Distance: 211km (Cumulative: 6 900km)
Moving time: 4:18
Average speed: 49km/h
Road surface: 50% Tar, 50% Potholes
Zinga Backpackers - R65 p.p
Cold showers, sporadic WiFi, but friendly and helpful staff
We decided it is time to leave and managed to pack up everything before 10:00. For breakfast we heated up the leftover spaghetti from Saturday and the Cordon Blue from Sunday.
We stopped in Katima Mulilo for fuel, for which we had to pay the full amount for the first time since Cape Town. We also went for shopping at Shoprite, again getting a shock on our system as we had to pay for everything by ourselves.
We forgot our swimming clothes and towels at Ngepi (and almost drove back for it today). Hugo, however, found new boardshorts at Mr Price, after searching in PEP and Ackermans, who just stocked winter clothes and Caro bought new towels in PEP.
Just as we realised we have no cash left the power went off and all the ATMs stopped working. After some debate we decided to go to the border with only R270.
After leaving the Namibian side some black market forex traders flagged us down. Despite telling ourselves and them that we first want to go to immigration to find out the costs, we somehow got sucked in and exchanged the R270 as well as $80 at very bad exchange rates. 1.5 Rand for 1 Kwacha and 8 Kwacha for 1 US Dollar.
At the Zambian Immigration we had to pay 200 Kwacha Carbon Tax, 750 Kwacha Third Party Insurance, 30 Kwacha Council Levy and 20 US Dollar Road Tax. We thus still didn’t have enough Kwachas, but the personal informed us that there is an ATM! There is also an official bank where the exchange rate is 9.5 Kwacha per US Dollar. The ATM only accepted VISA, so I had to use our Discovery Credit Card for which I applied only two weeks before leaving after reading that some places in Africa only accept VISA. Sometimes it does help to read a little about where you are going.

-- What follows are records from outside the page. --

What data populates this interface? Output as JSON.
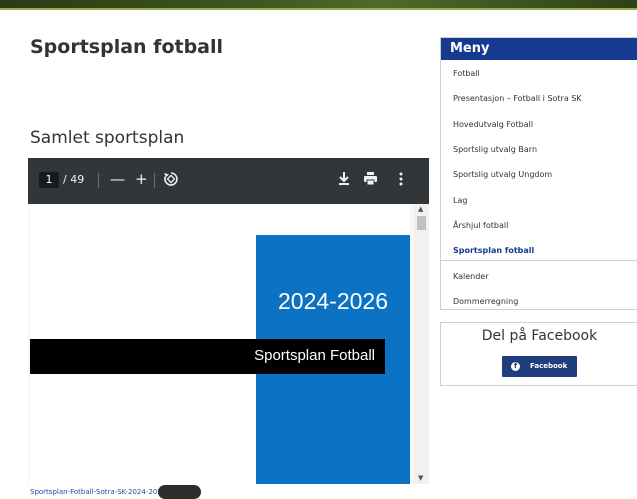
{
  "page": {
    "title": "Sportsplan fotball",
    "section_title": "Samlet sportsplan"
  },
  "pdf_viewer": {
    "current_page": "1",
    "total_pages": "/ 49",
    "zoom_out": "—",
    "zoom_in": "+",
    "rotate_icon": "rotate-icon",
    "download_icon": "download-icon",
    "print_icon": "print-icon",
    "more_icon": "more-vert-icon",
    "document": {
      "year": "2024-2026",
      "title": "Sportsplan Fotball"
    }
  },
  "file": {
    "link_text": "Sportsplan-Fotball-Sotra-SK-2024-2026"
  },
  "menu": {
    "header": "Meny",
    "items": [
      {
        "label": "Fotball",
        "active": false
      },
      {
        "label": "Presentasjon – Fotball i Sotra SK",
        "active": false
      },
      {
        "label": "Hovedutvalg Fotball",
        "active": false
      },
      {
        "label": "Sportslig utvalg Barn",
        "active": false
      },
      {
        "label": "Sportslig utvalg Ungdom",
        "active": false
      },
      {
        "label": "Lag",
        "active": false
      },
      {
        "label": "Årshjul fotball",
        "active": false
      },
      {
        "label": "Sportsplan fotball",
        "active": true
      },
      {
        "label": "Kalender",
        "active": false
      },
      {
        "label": "Dommerregning",
        "active": false
      }
    ]
  },
  "share": {
    "title": "Del på Facebook",
    "button_label": "Facebook"
  },
  "colors": {
    "menu_header": "#163a8f",
    "pdf_toolbar": "#323639",
    "doc_blue": "#0b72c4",
    "facebook_button": "#203d7c"
  }
}
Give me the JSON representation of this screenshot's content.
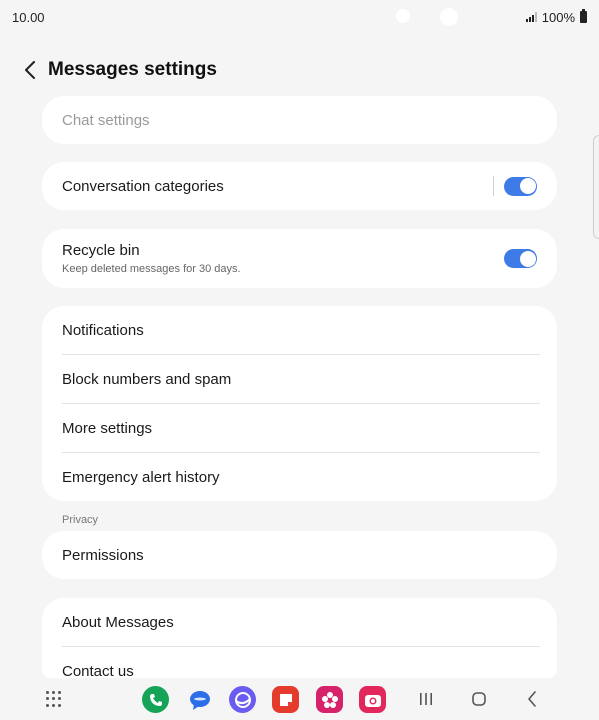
{
  "status_bar": {
    "time": "10.00",
    "battery": "100%"
  },
  "header": {
    "title": "Messages settings"
  },
  "chat_settings": {
    "label": "Chat settings"
  },
  "conversation_categories": {
    "label": "Conversation categories",
    "enabled": true
  },
  "recycle_bin": {
    "label": "Recycle bin",
    "description": "Keep deleted messages for 30 days.",
    "enabled": true
  },
  "menu_items": [
    {
      "label": "Notifications"
    },
    {
      "label": "Block numbers and spam"
    },
    {
      "label": "More settings"
    },
    {
      "label": "Emergency alert history"
    }
  ],
  "privacy": {
    "section_label": "Privacy",
    "permissions": "Permissions"
  },
  "about": {
    "about_messages": "About Messages",
    "contact_us": "Contact us"
  },
  "colors": {
    "toggle_on": "#3e7be6",
    "phone": "#14a357",
    "messages": "#2b6ee8",
    "internet": "#6a5cf0",
    "notes": "#e53b2c",
    "gallery": "#d6226b",
    "camera": "#e2285a"
  },
  "dock_icons": [
    "phone-icon",
    "messages-icon",
    "internet-icon",
    "notes-icon",
    "gallery-icon",
    "camera-icon"
  ]
}
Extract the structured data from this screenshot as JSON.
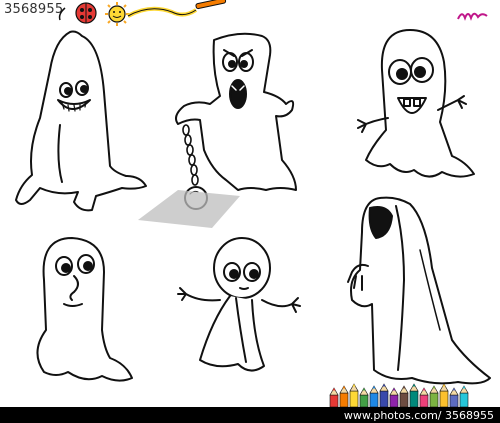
{
  "image": {
    "stock_id": "3568955",
    "footer_credit": "www.photos.com/ 3568955",
    "palette": {
      "ink": "#111111",
      "paper": "#ffffff",
      "banner_magenta": "#c0178a",
      "pencil_colors": [
        "#e53935",
        "#f57c00",
        "#fdd835",
        "#43a047",
        "#1e88e5",
        "#3949ab",
        "#8e24aa",
        "#6d4c41",
        "#00897b",
        "#ec407a",
        "#7cb342",
        "#fbc02d",
        "#5c6bc0",
        "#26c6da"
      ]
    },
    "icons": {
      "header_left": "ladybug-sun-paintbrush-icon",
      "header_right": "handwritten-m-icon",
      "footer": "colored-pencils-icon"
    },
    "ghosts": [
      {
        "name": "tall-smiling-ghost"
      },
      {
        "name": "screaming-chained-ghost"
      },
      {
        "name": "big-eyed-toothy-ghost"
      },
      {
        "name": "shy-round-ghost"
      },
      {
        "name": "waving-alien-ghost"
      },
      {
        "name": "hooded-reaper-ghost"
      }
    ]
  }
}
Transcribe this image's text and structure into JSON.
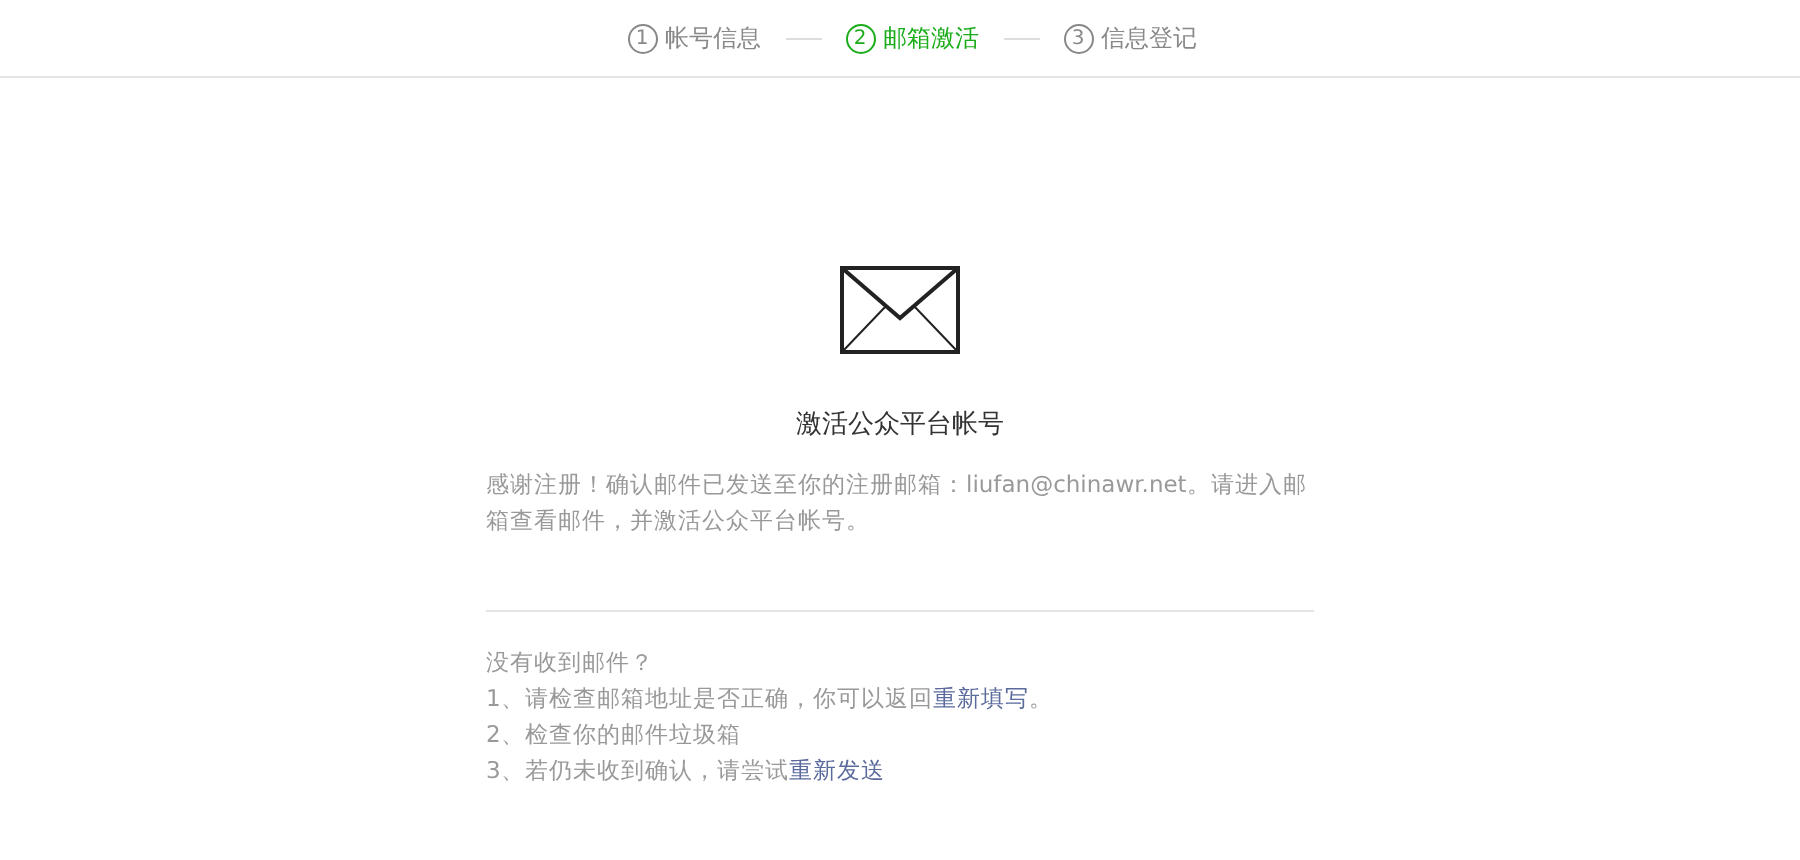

After all the formalities we asked Susan to take us to Livingstone. Everyone warned us about the bad road, but the road looked liked it was tarred overnight. We hoped they really did tar it, but after the first 40km our luck ran out and we came across the worst potholed road we have ever seen. The potholes were enourmous, the whole MonkeyMobile could fit in some of them. This lasted for 100km, before the road got better again. About40km before Livingstone a police officer at a checkpoint asked us how was the road. “Rough”, I replied. He just laughed and said: “It’s the African massage”.
Some of the ‘smaller’ potholes
In Livingstone we switched to OsmAnd offline maps to navigate to Zinga Backpackers where the Brudis were staying. They promised cheap accommodation and WiFi. We found the backpackers in
the ‘dodgy’ part of town as Caro would call it. We paid R65 p.p for camping and set up our roof top tent on the gravel patch between the buildings.
We joined forces again with the Brudis and made Spaghetti with chicken and a big salad that even had croutons. After dinner we played some card games with some of the other backpackers.